__EXERCISE GOAL__. Once you have read the entries, copy all of them exactly.

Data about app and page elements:
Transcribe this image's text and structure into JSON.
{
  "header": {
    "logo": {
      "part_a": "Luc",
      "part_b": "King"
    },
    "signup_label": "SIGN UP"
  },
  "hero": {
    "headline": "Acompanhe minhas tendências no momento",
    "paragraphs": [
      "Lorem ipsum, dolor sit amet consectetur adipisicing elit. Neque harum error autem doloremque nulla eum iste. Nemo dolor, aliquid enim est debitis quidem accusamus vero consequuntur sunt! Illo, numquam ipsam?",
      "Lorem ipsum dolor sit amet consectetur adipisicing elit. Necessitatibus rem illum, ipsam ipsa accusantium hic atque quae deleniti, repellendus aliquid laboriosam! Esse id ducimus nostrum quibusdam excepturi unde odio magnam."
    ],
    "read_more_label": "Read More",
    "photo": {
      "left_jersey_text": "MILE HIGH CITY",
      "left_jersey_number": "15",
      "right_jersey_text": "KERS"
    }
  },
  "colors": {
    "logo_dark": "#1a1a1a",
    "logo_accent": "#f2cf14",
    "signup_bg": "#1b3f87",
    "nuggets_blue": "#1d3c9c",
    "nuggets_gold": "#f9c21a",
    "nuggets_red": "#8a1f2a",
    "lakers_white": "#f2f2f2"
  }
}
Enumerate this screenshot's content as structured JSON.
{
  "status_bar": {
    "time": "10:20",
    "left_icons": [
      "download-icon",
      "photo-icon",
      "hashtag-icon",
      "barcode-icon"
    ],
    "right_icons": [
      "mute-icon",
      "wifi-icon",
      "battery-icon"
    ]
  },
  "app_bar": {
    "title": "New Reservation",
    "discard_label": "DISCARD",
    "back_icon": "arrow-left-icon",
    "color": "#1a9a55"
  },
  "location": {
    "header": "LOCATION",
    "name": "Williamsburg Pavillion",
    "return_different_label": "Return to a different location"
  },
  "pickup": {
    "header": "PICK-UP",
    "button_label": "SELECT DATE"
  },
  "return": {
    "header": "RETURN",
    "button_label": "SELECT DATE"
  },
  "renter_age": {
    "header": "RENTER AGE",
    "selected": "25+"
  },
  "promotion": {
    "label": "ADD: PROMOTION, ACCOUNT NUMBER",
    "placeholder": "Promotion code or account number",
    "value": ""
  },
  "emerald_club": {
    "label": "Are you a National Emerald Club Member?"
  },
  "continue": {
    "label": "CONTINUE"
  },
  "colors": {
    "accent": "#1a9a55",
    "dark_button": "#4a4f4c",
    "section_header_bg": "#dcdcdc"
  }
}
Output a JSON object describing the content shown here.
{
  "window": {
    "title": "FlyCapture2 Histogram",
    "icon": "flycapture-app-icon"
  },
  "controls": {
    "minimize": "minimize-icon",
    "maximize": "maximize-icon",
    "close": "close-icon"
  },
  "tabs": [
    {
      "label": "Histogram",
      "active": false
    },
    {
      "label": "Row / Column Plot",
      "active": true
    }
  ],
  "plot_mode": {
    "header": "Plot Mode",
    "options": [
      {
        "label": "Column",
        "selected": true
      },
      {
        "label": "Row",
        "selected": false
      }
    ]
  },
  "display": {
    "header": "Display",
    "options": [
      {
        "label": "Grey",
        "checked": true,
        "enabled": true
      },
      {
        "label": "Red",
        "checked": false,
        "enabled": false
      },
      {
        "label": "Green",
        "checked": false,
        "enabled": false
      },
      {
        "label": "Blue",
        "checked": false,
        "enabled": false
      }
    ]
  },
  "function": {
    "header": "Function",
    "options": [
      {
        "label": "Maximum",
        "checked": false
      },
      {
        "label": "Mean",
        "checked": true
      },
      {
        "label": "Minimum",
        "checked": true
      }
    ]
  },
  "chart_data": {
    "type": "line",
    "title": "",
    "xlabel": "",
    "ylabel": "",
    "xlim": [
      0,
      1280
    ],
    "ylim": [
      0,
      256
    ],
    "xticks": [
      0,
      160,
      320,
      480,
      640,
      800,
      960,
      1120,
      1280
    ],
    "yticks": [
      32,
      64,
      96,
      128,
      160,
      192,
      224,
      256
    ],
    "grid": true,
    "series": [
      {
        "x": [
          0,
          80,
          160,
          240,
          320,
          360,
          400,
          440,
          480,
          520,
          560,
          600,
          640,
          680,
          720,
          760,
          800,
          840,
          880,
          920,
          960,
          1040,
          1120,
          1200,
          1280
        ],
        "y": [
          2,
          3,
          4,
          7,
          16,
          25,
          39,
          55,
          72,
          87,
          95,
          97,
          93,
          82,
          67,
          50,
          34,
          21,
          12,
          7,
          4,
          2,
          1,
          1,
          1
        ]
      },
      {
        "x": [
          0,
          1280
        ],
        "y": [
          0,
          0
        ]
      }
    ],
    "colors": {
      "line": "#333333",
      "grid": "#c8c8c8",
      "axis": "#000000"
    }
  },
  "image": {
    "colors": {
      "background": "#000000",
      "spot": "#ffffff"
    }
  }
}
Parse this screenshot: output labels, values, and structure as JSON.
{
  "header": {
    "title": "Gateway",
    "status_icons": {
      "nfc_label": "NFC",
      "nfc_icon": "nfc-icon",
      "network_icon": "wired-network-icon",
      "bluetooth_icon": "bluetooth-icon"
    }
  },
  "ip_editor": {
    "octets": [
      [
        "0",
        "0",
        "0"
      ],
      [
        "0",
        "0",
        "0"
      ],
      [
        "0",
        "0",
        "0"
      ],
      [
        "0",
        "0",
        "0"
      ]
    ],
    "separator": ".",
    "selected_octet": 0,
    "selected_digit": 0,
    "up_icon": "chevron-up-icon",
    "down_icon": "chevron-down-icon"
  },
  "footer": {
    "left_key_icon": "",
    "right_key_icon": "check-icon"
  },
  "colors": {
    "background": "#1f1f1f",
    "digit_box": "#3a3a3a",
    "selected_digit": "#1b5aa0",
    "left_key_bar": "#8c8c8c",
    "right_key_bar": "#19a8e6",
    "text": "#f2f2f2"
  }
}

__RESPONSE FOR THIS EXERCISE__.
Transcribe this image's text and structure into JSON.
{
  "header": {
    "logo": {
      "part_a": "Luc",
      "part_b": "King"
    },
    "signup_label": "SIGN UP"
  },
  "hero": {
    "headline": "Acompanhe minhas tendências no momento",
    "paragraphs": [
      "Lorem ipsum, dolor sit amet consectetur adipisicing elit. Neque harum error autem doloremque nulla eum iste. Nemo dolor, aliquid enim est debitis quidem accusamus vero consequuntur sunt! Illo, numquam ipsam?",
      "Lorem ipsum dolor sit amet consectetur adipisicing elit. Necessitatibus rem illum, ipsam ipsa accusantium hic atque quae deleniti, repellendus aliquid laboriosam! Esse id ducimus nostrum quibusdam excepturi unde odio magnam."
    ],
    "read_more_label": "Read More",
    "photo": {
      "left_jersey_text": "MILE HIGH CITY",
      "left_jersey_number": "15",
      "right_jersey_text": "KERS"
    }
  },
  "colors": {
    "logo_dark": "#1a1a1a",
    "logo_accent": "#f2cf14",
    "signup_bg": "#1b3f87",
    "nuggets_blue": "#1d3c9c",
    "nuggets_gold": "#f9c21a",
    "nuggets_red": "#8a1f2a",
    "lakers_white": "#f2f2f2"
  }
}
Enumerate this screenshot's content as structured JSON.
{
  "status_bar": {
    "time": "10:20",
    "left_icons": [
      "download-icon",
      "photo-icon",
      "hashtag-icon",
      "barcode-icon"
    ],
    "right_icons": [
      "mute-icon",
      "wifi-icon",
      "battery-icon"
    ]
  },
  "app_bar": {
    "title": "New Reservation",
    "discard_label": "DISCARD",
    "back_icon": "arrow-left-icon",
    "color": "#1a9a55"
  },
  "location": {
    "header": "LOCATION",
    "name": "Williamsburg Pavillion",
    "return_different_label": "Return to a different location"
  },
  "pickup": {
    "header": "PICK-UP",
    "button_label": "SELECT DATE"
  },
  "return": {
    "header": "RETURN",
    "button_label": "SELECT DATE"
  },
  "renter_age": {
    "header": "RENTER AGE",
    "selected": "25+"
  },
  "promotion": {
    "label": "ADD: PROMOTION, ACCOUNT NUMBER",
    "placeholder": "Promotion code or account number",
    "value": ""
  },
  "emerald_club": {
    "label": "Are you a National Emerald Club Member?"
  },
  "continue": {
    "label": "CONTINUE"
  },
  "colors": {
    "accent": "#1a9a55",
    "dark_button": "#4a4f4c",
    "section_header_bg": "#dcdcdc"
  }
}
Output a JSON object describing the content shown here.
{
  "window": {
    "title": "FlyCapture2 Histogram",
    "icon": "flycapture-app-icon"
  },
  "controls": {
    "minimize": "minimize-icon",
    "maximize": "maximize-icon",
    "close": "close-icon"
  },
  "tabs": [
    {
      "label": "Histogram",
      "active": false
    },
    {
      "label": "Row / Column Plot",
      "active": true
    }
  ],
  "plot_mode": {
    "header": "Plot Mode",
    "options": [
      {
        "label": "Column",
        "selected": true
      },
      {
        "label": "Row",
        "selected": false
      }
    ]
  },
  "display": {
    "header": "Display",
    "options": [
      {
        "label": "Grey",
        "checked": true,
        "enabled": true
      },
      {
        "label": "Red",
        "checked": false,
        "enabled": false
      },
      {
        "label": "Green",
        "checked": false,
        "enabled": false
      },
      {
        "label": "Blue",
        "checked": false,
        "enabled": false
      }
    ]
  },
  "function": {
    "header": "Function",
    "options": [
      {
        "label": "Maximum",
        "checked": false
      },
      {
        "label": "Mean",
        "checked": true
      },
      {
        "label": "Minimum",
        "checked": true
      }
    ]
  },
  "chart_data": {
    "type": "line",
    "title": "",
    "xlabel": "",
    "ylabel": "",
    "xlim": [
      0,
      1280
    ],
    "ylim": [
      0,
      256
    ],
    "xticks": [
      0,
      160,
      320,
      480,
      640,
      800,
      960,
      1120,
      1280
    ],
    "yticks": [
      32,
      64,
      96,
      128,
      160,
      192,
      224,
      256
    ],
    "grid": true,
    "series": [
      {
        "x": [
          0,
          80,
          160,
          240,
          320,
          360,
          400,
          440,
          480,
          520,
          560,
          600,
          640,
          680,
          720,
          760,
          800,
          840,
          880,
          920,
          960,
          1040,
          1120,
          1200,
          1280
        ],
        "y": [
          2,
          3,
          4,
          7,
          16,
          25,
          39,
          55,
          72,
          87,
          95,
          97,
          93,
          82,
          67,
          50,
          34,
          21,
          12,
          7,
          4,
          2,
          1,
          1,
          1
        ]
      },
      {
        "x": [
          0,
          1280
        ],
        "y": [
          0,
          0
        ]
      }
    ],
    "colors": {
      "line": "#333333",
      "grid": "#c8c8c8",
      "axis": "#000000"
    }
  },
  "image": {
    "colors": {
      "background": "#000000",
      "spot": "#ffffff"
    }
  }
}
Parse this screenshot: output labels, values, and structure as JSON.
{
  "header": {
    "title": "Gateway",
    "status_icons": {
      "nfc_label": "NFC",
      "nfc_icon": "nfc-icon",
      "network_icon": "wired-network-icon",
      "bluetooth_icon": "bluetooth-icon"
    }
  },
  "ip_editor": {
    "octets": [
      [
        "0",
        "0",
        "0"
      ],
      [
        "0",
        "0",
        "0"
      ],
      [
        "0",
        "0",
        "0"
      ],
      [
        "0",
        "0",
        "0"
      ]
    ],
    "separator": ".",
    "selected_octet": 0,
    "selected_digit": 0,
    "up_icon": "chevron-up-icon",
    "down_icon": "chevron-down-icon"
  },
  "footer": {
    "left_key_icon": "",
    "right_key_icon": "check-icon"
  },
  "colors": {
    "background": "#1f1f1f",
    "digit_box": "#3a3a3a",
    "selected_digit": "#1b5aa0",
    "left_key_bar": "#8c8c8c",
    "right_key_bar": "#19a8e6",
    "text": "#f2f2f2"
  }
}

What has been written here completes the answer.